Entries from a dataset of interfaces:
****************
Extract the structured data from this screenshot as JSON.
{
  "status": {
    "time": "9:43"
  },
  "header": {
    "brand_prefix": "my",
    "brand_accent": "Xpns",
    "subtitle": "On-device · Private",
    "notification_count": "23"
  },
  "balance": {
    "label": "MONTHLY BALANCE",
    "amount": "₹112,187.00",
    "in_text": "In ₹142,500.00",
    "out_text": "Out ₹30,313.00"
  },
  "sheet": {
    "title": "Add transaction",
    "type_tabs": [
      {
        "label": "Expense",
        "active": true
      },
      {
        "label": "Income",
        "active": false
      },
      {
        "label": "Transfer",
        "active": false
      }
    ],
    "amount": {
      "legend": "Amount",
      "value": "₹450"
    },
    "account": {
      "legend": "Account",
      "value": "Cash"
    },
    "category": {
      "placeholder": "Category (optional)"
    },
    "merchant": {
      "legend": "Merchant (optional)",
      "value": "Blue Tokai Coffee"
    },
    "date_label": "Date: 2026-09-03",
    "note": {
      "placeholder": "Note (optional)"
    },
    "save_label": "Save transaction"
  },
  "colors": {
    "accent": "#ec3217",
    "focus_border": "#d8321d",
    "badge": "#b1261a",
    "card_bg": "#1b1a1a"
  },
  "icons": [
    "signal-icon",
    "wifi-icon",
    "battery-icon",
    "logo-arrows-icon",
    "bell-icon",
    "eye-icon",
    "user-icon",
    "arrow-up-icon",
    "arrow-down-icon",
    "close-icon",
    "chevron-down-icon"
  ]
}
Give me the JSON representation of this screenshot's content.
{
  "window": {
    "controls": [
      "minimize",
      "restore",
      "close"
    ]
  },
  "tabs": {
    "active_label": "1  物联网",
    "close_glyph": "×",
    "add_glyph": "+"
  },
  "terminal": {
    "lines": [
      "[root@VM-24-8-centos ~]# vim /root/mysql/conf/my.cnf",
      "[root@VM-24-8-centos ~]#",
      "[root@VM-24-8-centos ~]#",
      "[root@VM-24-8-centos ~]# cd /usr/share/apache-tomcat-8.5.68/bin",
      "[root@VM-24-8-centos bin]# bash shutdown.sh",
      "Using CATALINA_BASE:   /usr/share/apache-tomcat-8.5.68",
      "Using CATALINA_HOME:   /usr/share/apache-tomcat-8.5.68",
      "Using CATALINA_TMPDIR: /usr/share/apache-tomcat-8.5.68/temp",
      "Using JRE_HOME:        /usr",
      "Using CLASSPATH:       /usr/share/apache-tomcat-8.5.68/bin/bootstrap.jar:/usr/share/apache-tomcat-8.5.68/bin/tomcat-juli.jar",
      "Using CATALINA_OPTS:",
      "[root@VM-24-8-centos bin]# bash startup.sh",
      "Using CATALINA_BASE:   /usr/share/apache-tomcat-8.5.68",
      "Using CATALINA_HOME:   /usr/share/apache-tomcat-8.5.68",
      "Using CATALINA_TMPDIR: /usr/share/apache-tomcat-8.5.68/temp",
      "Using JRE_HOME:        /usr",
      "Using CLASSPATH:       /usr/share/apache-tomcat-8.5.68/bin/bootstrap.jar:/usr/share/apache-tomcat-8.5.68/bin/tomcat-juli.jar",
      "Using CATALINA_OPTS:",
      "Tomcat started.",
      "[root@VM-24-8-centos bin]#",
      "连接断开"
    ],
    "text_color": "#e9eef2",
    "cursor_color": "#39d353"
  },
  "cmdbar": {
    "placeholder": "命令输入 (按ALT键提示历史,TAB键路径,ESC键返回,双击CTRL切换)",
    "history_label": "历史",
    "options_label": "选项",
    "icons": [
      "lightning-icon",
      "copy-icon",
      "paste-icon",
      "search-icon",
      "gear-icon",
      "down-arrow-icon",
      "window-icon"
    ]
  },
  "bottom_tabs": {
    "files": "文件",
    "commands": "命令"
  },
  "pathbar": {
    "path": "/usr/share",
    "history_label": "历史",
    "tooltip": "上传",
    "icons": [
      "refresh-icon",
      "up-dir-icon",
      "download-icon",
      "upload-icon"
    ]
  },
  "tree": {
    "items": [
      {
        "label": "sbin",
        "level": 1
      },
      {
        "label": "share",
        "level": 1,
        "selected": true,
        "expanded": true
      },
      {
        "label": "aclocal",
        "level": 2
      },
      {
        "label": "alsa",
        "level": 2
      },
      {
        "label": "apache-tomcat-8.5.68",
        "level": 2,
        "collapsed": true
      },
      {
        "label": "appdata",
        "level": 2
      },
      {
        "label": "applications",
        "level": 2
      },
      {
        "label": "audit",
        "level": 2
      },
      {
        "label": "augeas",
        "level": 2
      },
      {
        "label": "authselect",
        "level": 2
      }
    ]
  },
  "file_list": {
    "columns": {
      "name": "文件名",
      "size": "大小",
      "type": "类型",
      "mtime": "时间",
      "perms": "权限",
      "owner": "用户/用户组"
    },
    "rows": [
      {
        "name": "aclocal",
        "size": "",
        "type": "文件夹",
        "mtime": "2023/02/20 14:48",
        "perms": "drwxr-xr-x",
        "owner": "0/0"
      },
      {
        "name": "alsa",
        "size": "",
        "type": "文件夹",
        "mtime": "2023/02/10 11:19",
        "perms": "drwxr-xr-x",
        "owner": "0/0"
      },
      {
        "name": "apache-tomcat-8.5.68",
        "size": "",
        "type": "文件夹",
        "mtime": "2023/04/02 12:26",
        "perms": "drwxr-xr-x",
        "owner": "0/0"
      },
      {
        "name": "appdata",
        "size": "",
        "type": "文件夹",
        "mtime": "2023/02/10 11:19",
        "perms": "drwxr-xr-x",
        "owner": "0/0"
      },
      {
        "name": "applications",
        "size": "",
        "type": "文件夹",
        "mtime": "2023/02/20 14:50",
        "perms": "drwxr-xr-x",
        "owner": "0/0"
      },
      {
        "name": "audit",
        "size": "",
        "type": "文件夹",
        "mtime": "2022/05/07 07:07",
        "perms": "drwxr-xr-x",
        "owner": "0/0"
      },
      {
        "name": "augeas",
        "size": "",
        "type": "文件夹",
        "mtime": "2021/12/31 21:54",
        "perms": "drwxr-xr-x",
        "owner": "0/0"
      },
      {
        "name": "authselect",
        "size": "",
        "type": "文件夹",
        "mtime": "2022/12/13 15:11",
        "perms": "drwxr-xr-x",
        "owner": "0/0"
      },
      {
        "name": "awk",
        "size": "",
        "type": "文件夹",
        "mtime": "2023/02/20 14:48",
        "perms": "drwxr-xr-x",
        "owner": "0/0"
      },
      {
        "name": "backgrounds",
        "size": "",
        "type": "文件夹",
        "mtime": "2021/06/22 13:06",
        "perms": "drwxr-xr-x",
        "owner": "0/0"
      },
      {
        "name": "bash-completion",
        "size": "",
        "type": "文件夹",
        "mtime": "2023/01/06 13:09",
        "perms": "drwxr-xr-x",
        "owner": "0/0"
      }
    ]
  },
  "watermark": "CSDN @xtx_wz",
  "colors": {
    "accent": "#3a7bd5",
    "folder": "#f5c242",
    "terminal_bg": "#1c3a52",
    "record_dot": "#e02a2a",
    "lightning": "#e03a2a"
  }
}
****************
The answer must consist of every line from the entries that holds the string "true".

        "active": true
        "selected": true,
        "expanded": true
        "collapsed": true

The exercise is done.